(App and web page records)
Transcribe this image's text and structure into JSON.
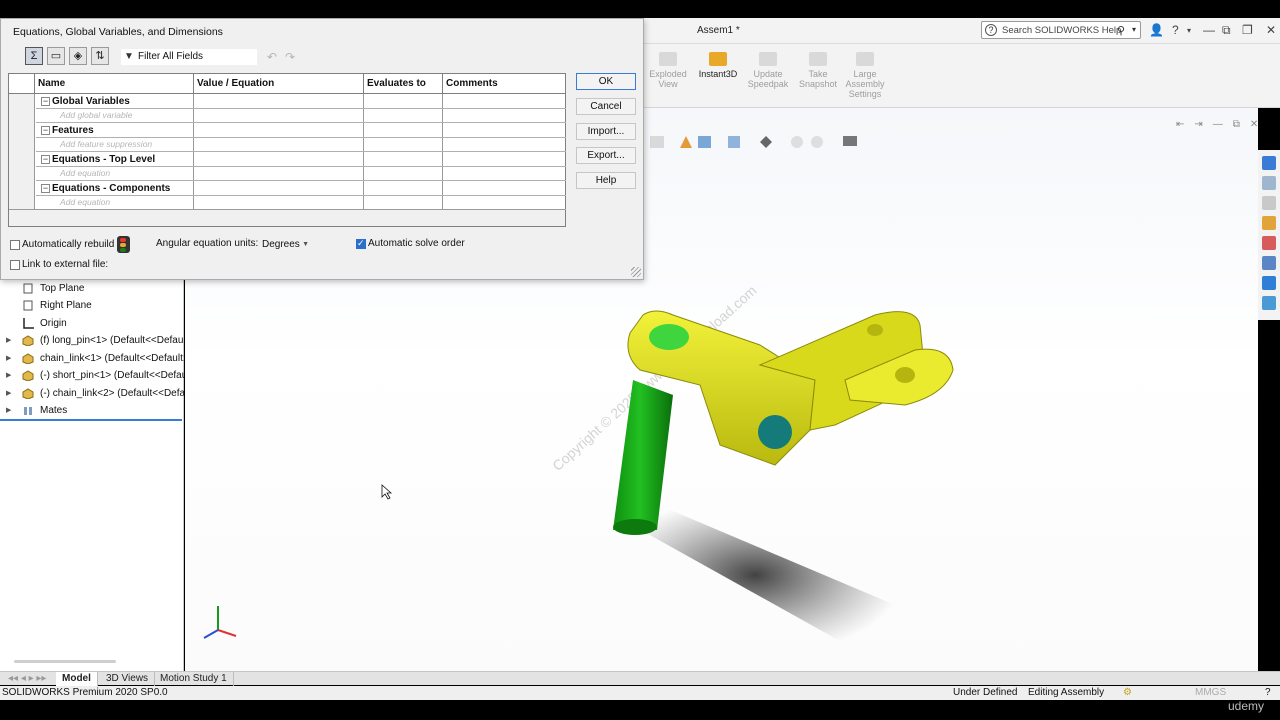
{
  "window": {
    "doc_title": "Assem1 *",
    "search_placeholder": "Search SOLIDWORKS Help"
  },
  "command_bar": {
    "items": [
      {
        "label_1": "Exploded",
        "label_2": "View",
        "enabled": false
      },
      {
        "label_1": "Instant3D",
        "label_2": "",
        "enabled": true
      },
      {
        "label_1": "Update",
        "label_2": "Speedpak",
        "enabled": false
      },
      {
        "label_1": "Take",
        "label_2": "Snapshot",
        "enabled": false
      },
      {
        "label_1": "Large",
        "label_2": "Assembly",
        "label_3": "Settings",
        "enabled": false
      }
    ]
  },
  "dialog": {
    "title": "Equations, Global Variables, and Dimensions",
    "filter_label": "Filter All Fields",
    "columns": [
      "Name",
      "Value / Equation",
      "Evaluates to",
      "Comments"
    ],
    "sections": [
      {
        "title": "Global Variables",
        "add_placeholder": "Add global variable"
      },
      {
        "title": "Features",
        "add_placeholder": "Add feature suppression"
      },
      {
        "title": "Equations - Top Level",
        "add_placeholder": "Add equation"
      },
      {
        "title": "Equations - Components",
        "add_placeholder": "Add equation"
      }
    ],
    "buttons": {
      "ok": "OK",
      "cancel": "Cancel",
      "import": "Import...",
      "export": "Export...",
      "help": "Help"
    },
    "options": {
      "auto_rebuild_label": "Automatically rebuild",
      "auto_rebuild_checked": false,
      "angular_units_label": "Angular equation units:",
      "angular_units_value": "Degrees",
      "auto_solve_label": "Automatic solve order",
      "auto_solve_checked": true,
      "link_external_label": "Link to external file:",
      "link_external_checked": false
    }
  },
  "feature_tree": {
    "items": [
      {
        "label": "Top Plane",
        "icon": "plane-icon",
        "expandable": false
      },
      {
        "label": "Right Plane",
        "icon": "plane-icon",
        "expandable": false
      },
      {
        "label": "Origin",
        "icon": "origin-icon",
        "expandable": false
      },
      {
        "label": "(f) long_pin<1> (Default<<Defaul",
        "icon": "part-icon",
        "expandable": true
      },
      {
        "label": "chain_link<1> (Default<<Default:",
        "icon": "part-icon",
        "expandable": true
      },
      {
        "label": "(-) short_pin<1> (Default<<Defau",
        "icon": "part-icon",
        "expandable": true
      },
      {
        "label": "(-) chain_link<2> (Default<<Defa",
        "icon": "part-icon",
        "expandable": true
      },
      {
        "label": "Mates",
        "icon": "mates-icon",
        "expandable": true
      }
    ]
  },
  "viewport": {
    "watermark": "Copyright © 2025 - www.p30download.com"
  },
  "tabs": [
    "Model",
    "3D Views",
    "Motion Study 1"
  ],
  "status": {
    "product": "SOLIDWORKS Premium 2020 SP0.0",
    "state": "Under Defined",
    "mode": "Editing Assembly",
    "units": "MMGS"
  },
  "branding": "udemy",
  "colors": {
    "part_yellow": "#e4e419",
    "pin_green": "#1fb41f",
    "accent_blue": "#2a6fc9"
  }
}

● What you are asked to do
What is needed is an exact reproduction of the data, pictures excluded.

● Completed task
Transcribe this image's text and structure into JSON.
{
  "window": {
    "doc_title": "Assem1 *",
    "search_placeholder": "Search SOLIDWORKS Help"
  },
  "command_bar": {
    "items": [
      {
        "label_1": "Exploded",
        "label_2": "View",
        "enabled": false
      },
      {
        "label_1": "Instant3D",
        "label_2": "",
        "enabled": true
      },
      {
        "label_1": "Update",
        "label_2": "Speedpak",
        "enabled": false
      },
      {
        "label_1": "Take",
        "label_2": "Snapshot",
        "enabled": false
      },
      {
        "label_1": "Large",
        "label_2": "Assembly",
        "label_3": "Settings",
        "enabled": false
      }
    ]
  },
  "dialog": {
    "title": "Equations, Global Variables, and Dimensions",
    "filter_label": "Filter All Fields",
    "columns": [
      "Name",
      "Value / Equation",
      "Evaluates to",
      "Comments"
    ],
    "sections": [
      {
        "title": "Global Variables",
        "add_placeholder": "Add global variable"
      },
      {
        "title": "Features",
        "add_placeholder": "Add feature suppression"
      },
      {
        "title": "Equations - Top Level",
        "add_placeholder": "Add equation"
      },
      {
        "title": "Equations - Components",
        "add_placeholder": "Add equation"
      }
    ],
    "buttons": {
      "ok": "OK",
      "cancel": "Cancel",
      "import": "Import...",
      "export": "Export...",
      "help": "Help"
    },
    "options": {
      "auto_rebuild_label": "Automatically rebuild",
      "auto_rebuild_checked": false,
      "angular_units_label": "Angular equation units:",
      "angular_units_value": "Degrees",
      "auto_solve_label": "Automatic solve order",
      "auto_solve_checked": true,
      "link_external_label": "Link to external file:",
      "link_external_checked": false
    }
  },
  "feature_tree": {
    "items": [
      {
        "label": "Top Plane",
        "icon": "plane-icon",
        "expandable": false
      },
      {
        "label": "Right Plane",
        "icon": "plane-icon",
        "expandable": false
      },
      {
        "label": "Origin",
        "icon": "origin-icon",
        "expandable": false
      },
      {
        "label": "(f) long_pin<1> (Default<<Defaul",
        "icon": "part-icon",
        "expandable": true
      },
      {
        "label": "chain_link<1> (Default<<Default:",
        "icon": "part-icon",
        "expandable": true
      },
      {
        "label": "(-) short_pin<1> (Default<<Defau",
        "icon": "part-icon",
        "expandable": true
      },
      {
        "label": "(-) chain_link<2> (Default<<Defa",
        "icon": "part-icon",
        "expandable": true
      },
      {
        "label": "Mates",
        "icon": "mates-icon",
        "expandable": true
      }
    ]
  },
  "viewport": {
    "watermark": "Copyright © 2025 - www.p30download.com"
  },
  "tabs": [
    "Model",
    "3D Views",
    "Motion Study 1"
  ],
  "status": {
    "product": "SOLIDWORKS Premium 2020 SP0.0",
    "state": "Under Defined",
    "mode": "Editing Assembly",
    "units": "MMGS"
  },
  "branding": "udemy",
  "colors": {
    "part_yellow": "#e4e419",
    "pin_green": "#1fb41f",
    "accent_blue": "#2a6fc9"
  }
}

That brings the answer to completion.